What you have to do
Only lines holding "Lake" are needed; copy each of them from the data below.

Task material
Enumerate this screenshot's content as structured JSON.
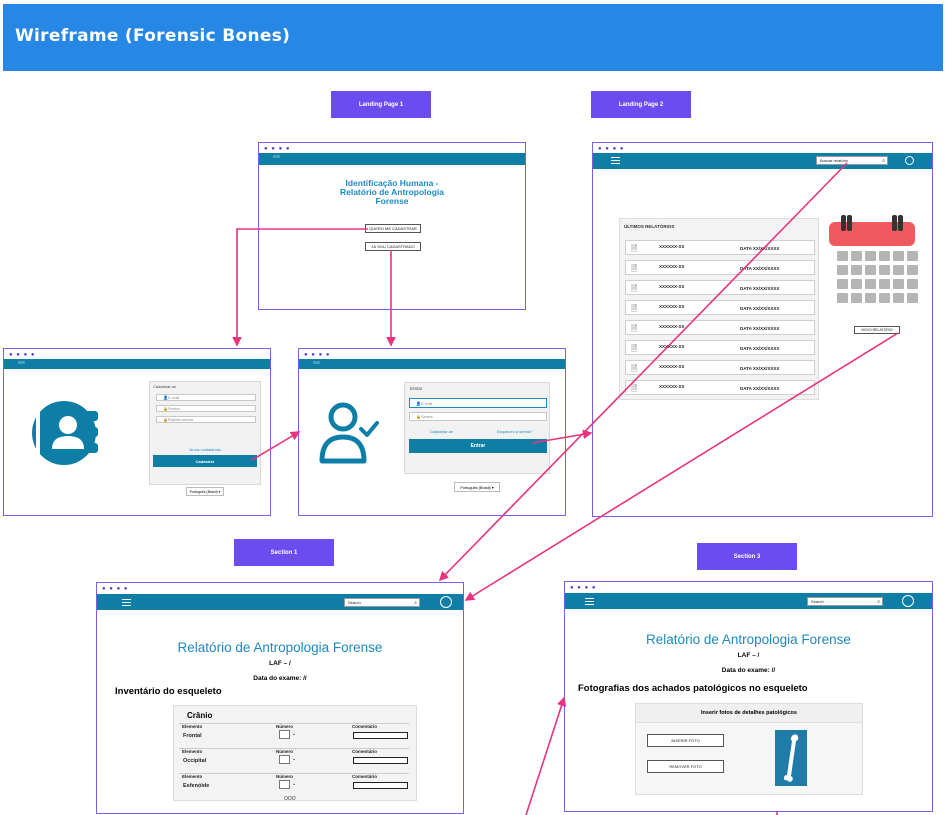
{
  "header": {
    "title": "Wireframe  (Forensic Bones)"
  },
  "tags": {
    "landing1": "Landing Page 1",
    "landing2": "Landing Page 2",
    "section1": "Section 1",
    "section3": "Section 3"
  },
  "landing1": {
    "bar_text": "≡≡≡",
    "title_lines": [
      "Identificação Humana -",
      "Relatório de Antropologia",
      "Forense"
    ],
    "btn_register": "QUERO ME CADASTRAR",
    "btn_login": "JÁ SOU CADASTRADO"
  },
  "register": {
    "bar_text": "≡≡≡",
    "panel_title": "Cadastrar-se",
    "fields": [
      "E-mail",
      "Senha",
      "Repetir senha"
    ],
    "link": "Já sou cadastrado",
    "submit": "Cadastrar",
    "language": "Português (Brasil) ▾"
  },
  "login": {
    "bar_text": "≡≡≡",
    "panel_title": "Entrar",
    "fields": [
      "E-mail",
      "Senha"
    ],
    "link_left": "Cadastrar-se",
    "link_right": "Esqueceu a senha?",
    "submit": "Entrar",
    "language": "Português (Brasil) ▾"
  },
  "landing2": {
    "search_placeholder": "Buscar relatório",
    "reports_title": "ÚLTIMOS RELATÓRIOS",
    "reports": [
      {
        "name": "XXXXXX-XX",
        "date": "DATA XX/XX/XXXX"
      },
      {
        "name": "XXXXXX-XX",
        "date": "DATA XX/XX/XXXX"
      },
      {
        "name": "XXXXXX-XX",
        "date": "DATA XX/XX/XXXX"
      },
      {
        "name": "XXXXXX-XX",
        "date": "DATA XX/XX/XXXX"
      },
      {
        "name": "XXXXXX-XX",
        "date": "DATA XX/XX/XXXX"
      },
      {
        "name": "XXXXXX-XX",
        "date": "DATA XX/XX/XXXX"
      },
      {
        "name": "XXXXXX-XX",
        "date": "DATA XX/XX/XXXX"
      },
      {
        "name": "XXXXXX-XX",
        "date": "DATA XX/XX/XXXX"
      }
    ],
    "new_report_btn": "NOVO RELATÓRIO"
  },
  "section1": {
    "search_placeholder": "Search",
    "title": "Relatório de Antropologia Forense",
    "laf": "LAF –   /",
    "exam_date": "Data do exame: //",
    "subtitle": "Inventário do esqueleto",
    "table_title": "Crânio",
    "col_element": "Elemento",
    "col_number": "Número",
    "col_comment": "Comentário",
    "rows": [
      "Frontal",
      "Occipital",
      "Esfenóide"
    ],
    "more": "OOO"
  },
  "section3": {
    "search_placeholder": "Search",
    "title": "Relatório de Antropologia Forense",
    "laf": "LAF –   /",
    "exam_date": "Data do exame: //",
    "subtitle": "Fotografias dos achados patológicos no esqueleto",
    "panel_title": "Inserir fotos de detalhes patológicos",
    "btn_insert": "INSERIR FOTO",
    "btn_remove": "REMOVER FOTO"
  },
  "colors": {
    "header": "#2787e4",
    "tag": "#6b4cf0",
    "teal": "#0e7ea7",
    "arrow": "#e8337f",
    "calendar_red": "#f05a5f"
  }
}
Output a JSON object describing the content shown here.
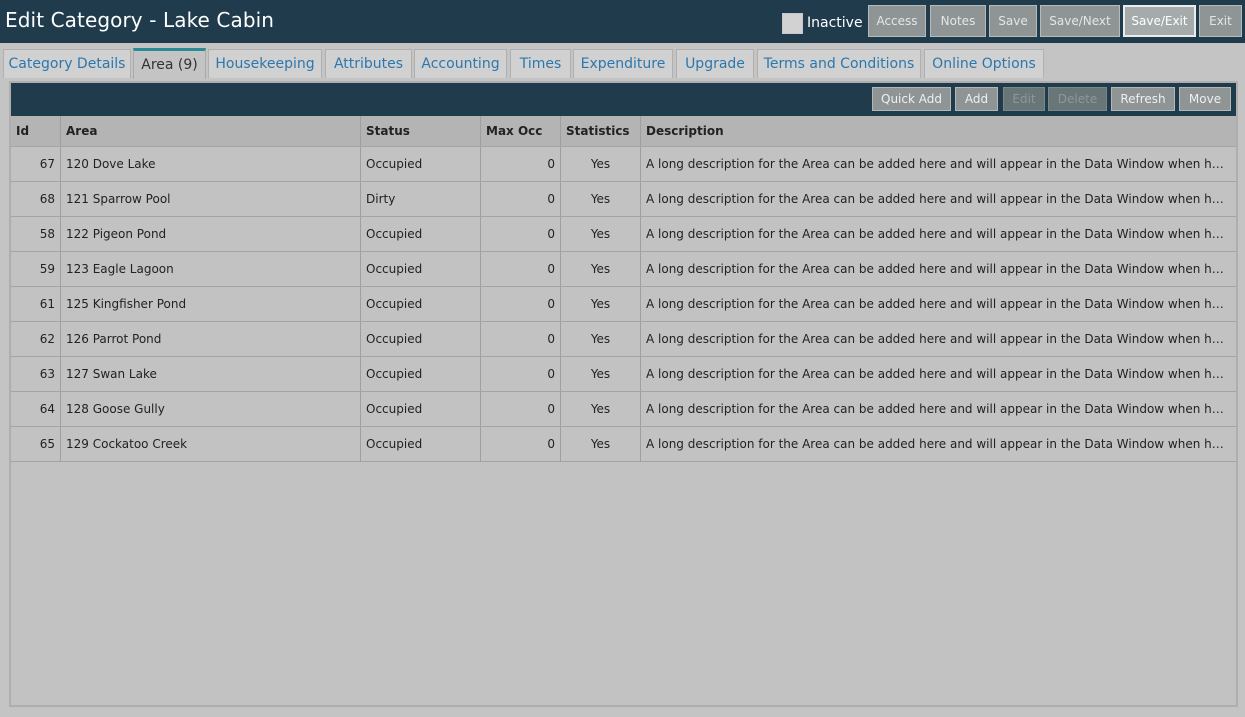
{
  "header": {
    "title": "Edit Category - Lake Cabin",
    "inactive_label": "Inactive",
    "buttons": {
      "access": "Access",
      "notes": "Notes",
      "save": "Save",
      "save_next": "Save/Next",
      "save_exit": "Save/Exit",
      "exit": "Exit"
    }
  },
  "tabs": [
    "Category Details",
    "Area (9)",
    "Housekeeping",
    "Attributes",
    "Accounting",
    "Times",
    "Expenditure",
    "Upgrade",
    "Terms and Conditions",
    "Online Options"
  ],
  "active_tab": "Area (9)",
  "toolbar": {
    "quick_add": "Quick Add",
    "add": "Add",
    "edit": "Edit",
    "delete": "Delete",
    "refresh": "Refresh",
    "move": "Move"
  },
  "table": {
    "columns": {
      "id": "Id",
      "area": "Area",
      "status": "Status",
      "max_occ": "Max Occ",
      "statistics": "Statistics",
      "description": "Description"
    },
    "rows": [
      {
        "id": "67",
        "area": "120 Dove Lake",
        "status": "Occupied",
        "max_occ": "0",
        "statistics": "Yes",
        "description": "A long description for the Area can be added here and will appear in the Data Window when hovering ..."
      },
      {
        "id": "68",
        "area": "121 Sparrow Pool",
        "status": "Dirty",
        "max_occ": "0",
        "statistics": "Yes",
        "description": "A long description for the Area can be added here and will appear in the Data Window when hovering ..."
      },
      {
        "id": "58",
        "area": "122 Pigeon Pond",
        "status": "Occupied",
        "max_occ": "0",
        "statistics": "Yes",
        "description": "A long description for the Area can be added here and will appear in the Data Window when hovering ..."
      },
      {
        "id": "59",
        "area": "123 Eagle Lagoon",
        "status": "Occupied",
        "max_occ": "0",
        "statistics": "Yes",
        "description": "A long description for the Area can be added here and will appear in the Data Window when hovering ..."
      },
      {
        "id": "61",
        "area": "125 Kingfisher Pond",
        "status": "Occupied",
        "max_occ": "0",
        "statistics": "Yes",
        "description": "A long description for the Area can be added here and will appear in the Data Window when hovering ..."
      },
      {
        "id": "62",
        "area": "126 Parrot Pond",
        "status": "Occupied",
        "max_occ": "0",
        "statistics": "Yes",
        "description": "A long description for the Area can be added here and will appear in the Data Window when hovering ..."
      },
      {
        "id": "63",
        "area": "127 Swan Lake",
        "status": "Occupied",
        "max_occ": "0",
        "statistics": "Yes",
        "description": "A long description for the Area can be added here and will appear in the Data Window when hovering ..."
      },
      {
        "id": "64",
        "area": "128 Goose Gully",
        "status": "Occupied",
        "max_occ": "0",
        "statistics": "Yes",
        "description": "A long description for the Area can be added here and will appear in the Data Window when hovering ..."
      },
      {
        "id": "65",
        "area": "129 Cockatoo Creek",
        "status": "Occupied",
        "max_occ": "0",
        "statistics": "Yes",
        "description": "A long description for the Area can be added here and will appear in the Data Window when hovering ..."
      }
    ]
  }
}
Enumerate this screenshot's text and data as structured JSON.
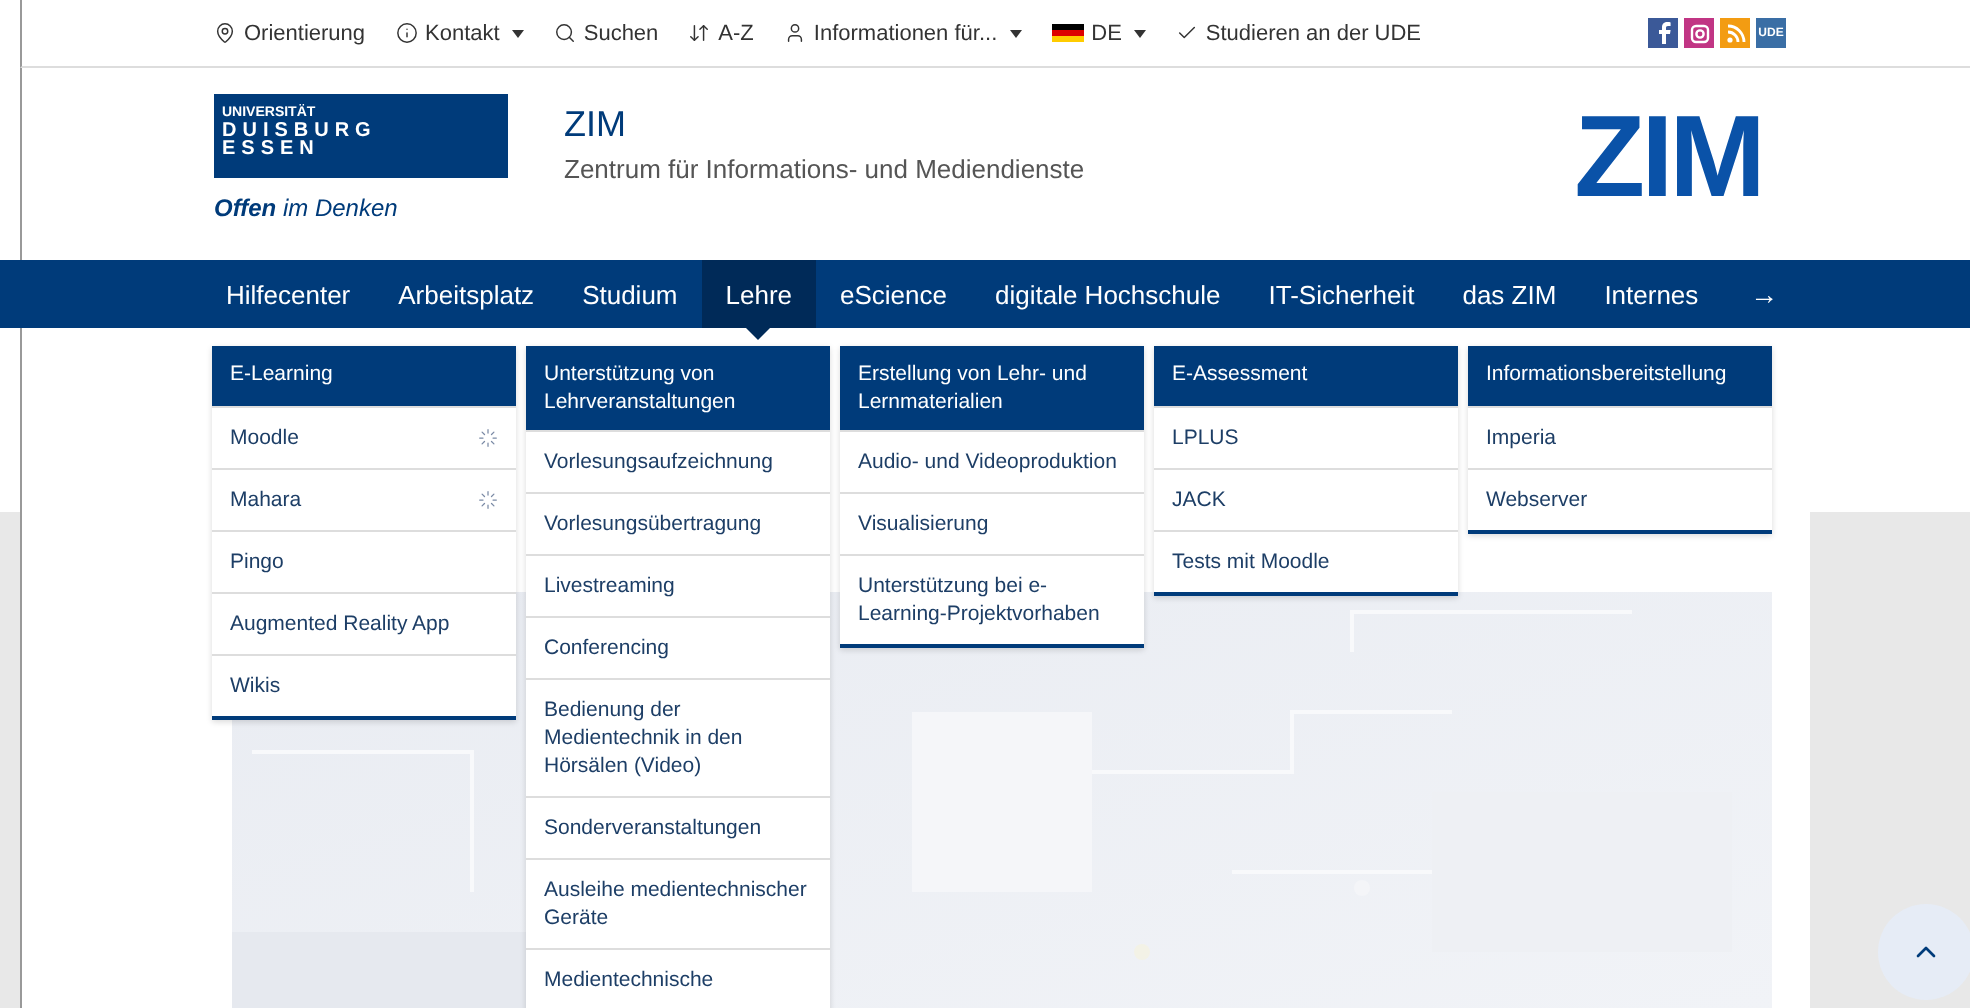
{
  "top_bar": {
    "items": [
      {
        "kind": "pin",
        "label": "Orientierung",
        "dropdown": false
      },
      {
        "kind": "info",
        "label": "Kontakt",
        "dropdown": true
      },
      {
        "kind": "search",
        "label": "Suchen",
        "dropdown": false
      },
      {
        "kind": "sort",
        "label": "A-Z",
        "dropdown": false
      },
      {
        "kind": "user",
        "label": "Informationen für...",
        "dropdown": true
      },
      {
        "kind": "flag",
        "label": "DE",
        "dropdown": true
      },
      {
        "kind": "check",
        "label": "Studieren an der UDE",
        "dropdown": false
      }
    ],
    "social": [
      {
        "kind": "facebook",
        "color": "#3b5998"
      },
      {
        "kind": "instagram",
        "color": "#c13584"
      },
      {
        "kind": "rss",
        "color": "#f39c12"
      },
      {
        "kind": "ude",
        "color": "#3a6ea5",
        "label": "UDE"
      }
    ]
  },
  "header": {
    "university_logo": {
      "lines": [
        "UNIVERSITÄT",
        "DUISBURG",
        "ESSEN"
      ],
      "slogan": "**Offen** im Denken"
    },
    "title": "ZIM",
    "subtitle": "Zentrum für Informations- und Mediendienste",
    "logo": "ZIM"
  },
  "nav": {
    "items": [
      {
        "label": "Hilfecenter",
        "selected": false
      },
      {
        "label": "Arbeitsplatz",
        "selected": false
      },
      {
        "label": "Studium",
        "selected": false
      },
      {
        "label": "Lehre",
        "selected": true
      },
      {
        "label": "eScience",
        "selected": false
      },
      {
        "label": "digitale Hochschule",
        "selected": false
      },
      {
        "label": "IT-Sicherheit",
        "selected": false
      },
      {
        "label": "das ZIM",
        "selected": false
      },
      {
        "label": "Internes",
        "selected": false
      }
    ],
    "next": "→"
  },
  "mega_menu": {
    "columns": [
      {
        "heading": "E-Learning",
        "items": [
          {
            "label": "Moodle",
            "spinner": true
          },
          {
            "label": "Mahara",
            "spinner": true
          },
          {
            "label": "Pingo",
            "spinner": false
          },
          {
            "label": "Augmented Reality App",
            "spinner": false
          },
          {
            "label": "Wikis",
            "spinner": false
          }
        ]
      },
      {
        "heading": "Unterstützung von Lehrveranstaltungen",
        "items": [
          {
            "label": "Vorlesungsaufzeichnung",
            "spinner": false
          },
          {
            "label": "Vorlesungsübertragung",
            "spinner": false
          },
          {
            "label": "Livestreaming",
            "spinner": false
          },
          {
            "label": "Conferencing",
            "spinner": false
          },
          {
            "label": "Bedienung der Medientechnik in den Hörsälen (Video)",
            "spinner": false
          },
          {
            "label": "Sonderveranstaltungen",
            "spinner": false
          },
          {
            "label": "Ausleihe medientechnischer Geräte",
            "spinner": false
          },
          {
            "label": "Medientechnische",
            "spinner": false
          }
        ]
      },
      {
        "heading": "Erstellung von Lehr- und Lernmaterialien",
        "items": [
          {
            "label": "Audio- und Videoproduktion",
            "spinner": false
          },
          {
            "label": "Visualisierung",
            "spinner": false
          },
          {
            "label": "Unterstützung bei e-Learning-Projektvorhaben",
            "spinner": false
          }
        ]
      },
      {
        "heading": "E-Assessment",
        "items": [
          {
            "label": "LPLUS",
            "spinner": false
          },
          {
            "label": "JACK",
            "spinner": false
          },
          {
            "label": "Tests mit Moodle",
            "spinner": false
          }
        ]
      },
      {
        "heading": "Informationsbereitstellung",
        "items": [
          {
            "label": "Imperia",
            "spinner": false
          },
          {
            "label": "Webserver",
            "spinner": false
          }
        ]
      }
    ]
  },
  "back_to_top": {
    "kind": "chevron"
  }
}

Result
    "title": "Edit Category - Lake Cabin",
        "area": "120 Dove Lake",
        "area": "127 Swan Lake",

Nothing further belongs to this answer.